[Given records]

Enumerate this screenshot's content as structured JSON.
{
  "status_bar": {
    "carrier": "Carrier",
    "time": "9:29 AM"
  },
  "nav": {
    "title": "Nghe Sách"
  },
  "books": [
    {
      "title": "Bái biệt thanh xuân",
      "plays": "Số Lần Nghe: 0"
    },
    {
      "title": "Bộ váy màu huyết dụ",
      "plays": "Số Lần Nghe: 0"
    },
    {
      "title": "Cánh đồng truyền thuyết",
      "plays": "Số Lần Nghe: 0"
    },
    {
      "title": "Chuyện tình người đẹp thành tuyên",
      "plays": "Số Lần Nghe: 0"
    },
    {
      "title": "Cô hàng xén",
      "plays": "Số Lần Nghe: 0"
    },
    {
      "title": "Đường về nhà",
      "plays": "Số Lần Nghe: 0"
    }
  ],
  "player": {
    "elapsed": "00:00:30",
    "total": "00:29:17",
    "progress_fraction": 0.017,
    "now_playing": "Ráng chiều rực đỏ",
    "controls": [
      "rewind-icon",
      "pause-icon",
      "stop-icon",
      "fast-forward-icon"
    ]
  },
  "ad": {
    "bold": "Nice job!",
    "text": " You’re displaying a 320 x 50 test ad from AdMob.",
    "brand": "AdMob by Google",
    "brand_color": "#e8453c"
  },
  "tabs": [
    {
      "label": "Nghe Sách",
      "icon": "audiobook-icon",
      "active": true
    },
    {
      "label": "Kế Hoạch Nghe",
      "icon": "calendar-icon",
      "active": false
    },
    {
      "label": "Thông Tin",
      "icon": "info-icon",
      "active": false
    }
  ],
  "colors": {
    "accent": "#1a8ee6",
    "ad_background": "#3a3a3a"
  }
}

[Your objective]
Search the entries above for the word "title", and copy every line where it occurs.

[Exercise solution]
    "title": "Nghe Sách"
      "title": "Bái biệt thanh xuân",
      "title": "Bộ váy màu huyết dụ",
      "title": "Cánh đồng truyền thuyết",
      "title": "Chuyện tình người đẹp thành tuyên",
      "title": "Cô hàng xén",
      "title": "Đường về nhà",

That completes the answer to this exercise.